The women have to make a threefold effort and tend to make less money then the men. And usually they are much more courageous. There are several very prominent women gallery owners, notwithstanding that the biggest and the most influential art market players are men. But this is part of the history and a legacy of years of machismo. And it is true to say that large financial transactions are in the hands of men. But I think Peggy Gugghenaim, Palma Lucarelli should be considered as great models. My heroine is definitely Ileana Sonnabend. There are important galleries run by women, and I do not see the big barriers. What I feel more is a closure on the part of colleagues, but without any discrimination. I think there have been some great openings, and there are so many capable women that some day will come out with something.
WoMA: Which, in your view, are the gaps that the art market may have, knowing that a first market gallery spends a lot of time on research for a new artists while those of the second market take already known and established works? What are the intricacies of the market?
It is to be noted that there are too many people, there are too many players and there is much confusion, and unfortunately there are these merchants who greatly affect the system and distort it. Especially in Italy, the system of art is sick. In galleries of Berlin and London there is a lot more research, there is much more testing, the collecting is more lively and wider. Yet, this does not happen here, because of the fault of these influencers. However, I do not think everyone wants the same thing, neither I believe that all people buy without really knowing the value of the work, or buying just for the name or for that it is in fashion at the time.
WoMA: The world of art fairs has been developing and evolving constantly. What do you think of it?
There are too many of them. There is one art fair taking place every day but the only most important in Italy are Miart and Artissima. However, even these fairs have become very punctilious and difficult to enter in. Yet, they are crucial as they facilitate networking and relationships.

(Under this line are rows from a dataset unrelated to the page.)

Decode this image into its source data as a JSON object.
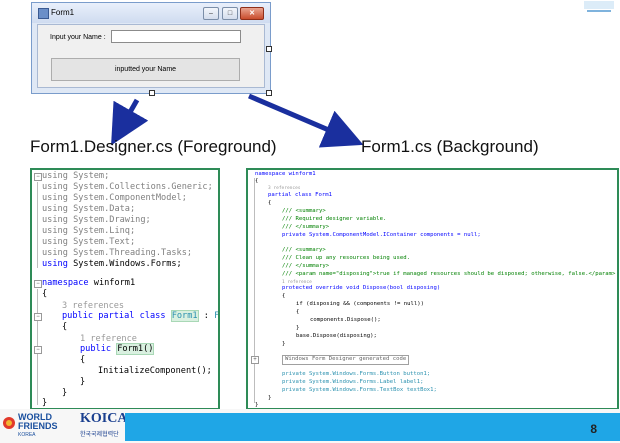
{
  "form_preview": {
    "title": "Form1",
    "label": "Input your Name :",
    "button_text": "inputted your Name",
    "min_glyph": "–",
    "max_glyph": "□",
    "close_glyph": "✕"
  },
  "headings": {
    "left": "Form1.Designer.cs (Foreground)",
    "right": "Form1.cs (Background)"
  },
  "designer_code": {
    "usings": [
      "System;",
      "System.Collections.Generic;",
      "System.ComponentModel;",
      "System.Data;",
      "System.Drawing;",
      "System.Linq;",
      "System.Text;",
      "System.Threading.Tasks;",
      "System.Windows.Forms;"
    ],
    "using_kw": "using",
    "namespace_kw": "namespace",
    "namespace_name": "winform1",
    "refs_class": "3 references",
    "public_kw": "public",
    "partial_kw": "partial",
    "class_kw": "class",
    "class_name": "Form1",
    "base_class": "Form",
    "refs_ctor": "1 reference",
    "ctor_name": "Form1()",
    "init_call": "InitializeComponent();",
    "open_brace": "{",
    "close_brace": "}"
  },
  "form_code": {
    "lines": [
      "namespace winform1",
      "{",
      "3 references",
      "partial class Form1",
      "{",
      "/// <summary>",
      "/// Required designer variable.",
      "/// </summary>",
      "private System.ComponentModel.IContainer components = null;",
      "",
      "/// <summary>",
      "/// Clean up any resources being used.",
      "/// </summary>",
      "/// <param name=\"disposing\">true if managed resources should be disposed; otherwise, false.</param>",
      "1 reference",
      "protected override void Dispose(bool disposing)",
      "{",
      "if (disposing && (components != null))",
      "{",
      "components.Dispose();",
      "}",
      "base.Dispose(disposing);",
      "}",
      "",
      "Windows Form Designer generated code",
      "",
      "private System.Windows.Forms.Button button1;",
      "private System.Windows.Forms.Label label1;",
      "private System.Windows.Forms.TextBox textBox1;",
      "}",
      "}"
    ]
  },
  "footer": {
    "logo_world": "WORLD",
    "logo_friends": "FRIENDS",
    "logo_korea": "KOREA",
    "logo_koica": "KOICA",
    "logo_koica_sub": "한국국제협력단",
    "page_number": "8"
  },
  "colors": {
    "keyword": "#0000ff",
    "type": "#2b91af",
    "comment": "#008000",
    "panel_border": "#2e8b57",
    "arrow": "#1a2f9e",
    "footer_bar": "#1fa6e6"
  }
}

Not to mention that a gallery been chosen for ArtBasel, the most important European art fair, gets a high level of acknowledgement.
Anni Wu, Giorgia Papaleo, Natalia Barinova